Despite the best efforts of law enforcement and others to educate people about the importance and benefits of wearing a seatbelt, many still do not. According to the Center for Disease Control wearing a seat belt is the most effective way to save lives and reduce injuries in car crashes. Many people believe seat belts cause worse injuries or that airbags will protect them just as well as seatbelts. These beliefs have both been proven to be inaccurate by statistical data.
Is my carseat tight enough? Grab your carseat at the base, where the seatbelt goes. The base should not move more than an inch 1" side-to-side or front-to-back. Some movement at the top of the seat is normal, though a tether will reduce this movement in forward-facing carseats.
Ideally, you want the child coupled as tightly as possible to the harness system and carseat, and the carseat coupled as tightly as possible to the vehicle with the seatbelt or LATCH system.
When you do this, the child gains all the benefit of "ride-down time" provided by the crushing frame of the Why wear a seatbelt in a crash. With a loose installation of any kind, the child gets less ride down time and suffers a more severe crash into the harness system.
Also see this definition of ride-down time. The top of my rear-facing carseat moves easily. Most rear-facing car seats are not designed to be tethered. The top of the seat will be able to twist and rotate toward the back of the vehicle.
I can't get it tight enough, what can I do? Make sure you have read the owner's manual thoroughly and are using the correct path for the seatbelt.

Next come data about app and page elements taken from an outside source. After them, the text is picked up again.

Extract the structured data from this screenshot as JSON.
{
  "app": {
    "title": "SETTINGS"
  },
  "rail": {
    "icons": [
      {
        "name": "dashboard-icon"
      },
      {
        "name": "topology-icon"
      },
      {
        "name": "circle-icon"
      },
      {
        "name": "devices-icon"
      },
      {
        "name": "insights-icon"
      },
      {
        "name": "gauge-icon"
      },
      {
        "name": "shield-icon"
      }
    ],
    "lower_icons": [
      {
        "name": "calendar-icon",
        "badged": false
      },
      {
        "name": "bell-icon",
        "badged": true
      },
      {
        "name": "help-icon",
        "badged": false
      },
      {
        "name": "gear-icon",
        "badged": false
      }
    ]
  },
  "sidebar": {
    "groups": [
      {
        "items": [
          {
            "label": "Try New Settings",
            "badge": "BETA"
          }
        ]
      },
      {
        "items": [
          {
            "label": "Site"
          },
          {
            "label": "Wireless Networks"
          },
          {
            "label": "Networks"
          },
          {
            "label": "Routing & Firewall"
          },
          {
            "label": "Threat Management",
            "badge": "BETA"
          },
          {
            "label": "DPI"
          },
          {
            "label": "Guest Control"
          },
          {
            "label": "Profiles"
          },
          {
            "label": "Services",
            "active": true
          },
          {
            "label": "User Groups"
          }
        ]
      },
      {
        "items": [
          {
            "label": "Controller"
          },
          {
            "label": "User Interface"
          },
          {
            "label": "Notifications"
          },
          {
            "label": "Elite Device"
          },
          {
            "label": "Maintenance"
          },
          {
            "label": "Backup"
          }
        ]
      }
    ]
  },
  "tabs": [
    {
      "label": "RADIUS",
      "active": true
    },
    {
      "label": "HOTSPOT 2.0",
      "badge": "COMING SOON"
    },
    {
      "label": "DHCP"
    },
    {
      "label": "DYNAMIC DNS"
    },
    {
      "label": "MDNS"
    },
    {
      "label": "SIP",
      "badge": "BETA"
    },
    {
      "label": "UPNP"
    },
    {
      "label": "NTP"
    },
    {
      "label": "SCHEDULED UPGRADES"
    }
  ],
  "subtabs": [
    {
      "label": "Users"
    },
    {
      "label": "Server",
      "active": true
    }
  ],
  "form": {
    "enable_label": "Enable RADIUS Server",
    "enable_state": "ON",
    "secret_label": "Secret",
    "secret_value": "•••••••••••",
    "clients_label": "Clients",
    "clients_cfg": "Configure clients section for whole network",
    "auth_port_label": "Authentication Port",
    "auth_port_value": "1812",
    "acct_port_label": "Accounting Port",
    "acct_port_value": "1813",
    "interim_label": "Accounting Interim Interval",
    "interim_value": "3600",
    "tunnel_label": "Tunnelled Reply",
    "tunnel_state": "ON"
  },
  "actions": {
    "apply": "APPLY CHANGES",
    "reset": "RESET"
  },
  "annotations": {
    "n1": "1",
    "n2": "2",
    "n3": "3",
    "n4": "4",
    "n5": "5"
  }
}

Check your vehicle's owner's manual for information on the seatbelts. Yours may have a locking retractor mode. On some cars, you can pull the seatbelt all the way out and it will lock as it retracts.
You can then put your weight on the carseat as it retracts to take up all the slack. Make sure to put your weight on the seat as you install it. Rocking back and forth a little may also help. As you apply weight, pull the slack from the lap portion of the seatbelt.
If possible, brace your back against the roof of the vehicle to add downward force. In some cases, a second person is helpful to buckle the belt while the first applies force on the carseat. In some vehicles, especially large SUVs and vans, you can move the vehicle seat back and recline the back of the seat.
Do this, then install your carseat. When you have it as tight as you can get it, then move the vehicle seat forward and move the seat back upright again. This may help get it even a little tighter, especially for a forward-facing carseat.
Make sure you check your vehicle seat and child restraint each time you use it, in case someone else moves the vehicle seat back or reclines it. Try a tether for a forward-facing seat, and make it tight. You may need a locking-clip or belt-shortening clip. Please consult the owner's manual for you vehicle and carseat.
Incorrect use of these clips can be very dangerous. If you need further detail, try the CarSeatSite. Com Installation Tipsconsult a local technician or post your question to our forums. My carseat is tight, but I'm worried that it might gouge the fabric or leather in my car.
What can I do? Unfortunately, a good installation does put pressure on your vehicle's interior fabric. You may put a THIN towel or mat under your carseat to prevent gouges. You must NOT put thick towels or any compressible material under a forward-facing carseat, as this can reduce the safety of your installation.
Does my car or carseat have it? It may make it easier to get a safe installation. Most newer vehicles and child seats have this system. For more information, see our comprehensive guide: Tethers are straps that prevent the top of a carseat from moving forward in a crash.
They may also increase overall stability. Many newer cars and carseats are compatible with tethers or can have them installed.Seat belt laws that apply to everyone in the car, not just those in the front seat. Fines for not wearing a seat belt that are high enough to be effective.
Make sure that police and state troopers enforce all seat belt laws. Support seat belt laws with visible police presence and awareness campaigns for the public.
Allan Cronshaw was a recent speaker at The Conference For Consciousness And Human Evolution in London (see SPEAKERS) Allan is an acknowledged Scholar, . The other thing I found in the basket – and there was only one – was a portacath pillow.
There was a note with it saying that it had been made by a woman in her 80s . 48 % Percentage of Passenger Vehicle Occupants Killed in Who Were Unrestrained Of the 37, people killed in motor vehicle crashes in , 48 percent were not wearing seat belts. In alone, seat belts saved an estimated 14, lives and could have saved an additional 2, people if they had been wearing seat belts.
Home > Resources > Reasons to Wear a Seat Belt. Reasons to Wear a Seat Belt. As you know, driver safety is very important. When you're behind the wheel, your actions will affect you, others in the car, and anyone else who happens to be on the road near you.
One way to promote safety is to always wear your seat belt when the car is in motion. We know that when adults wear seat belts, kids wear seat belts. So be a good example and buckle up for every ride.
Be sure everyone in the vehicle buckles up, too. Learn More. Safe Kids Worldwide is a (c)(3) | ein: Safe Kids Worldwide was founded by.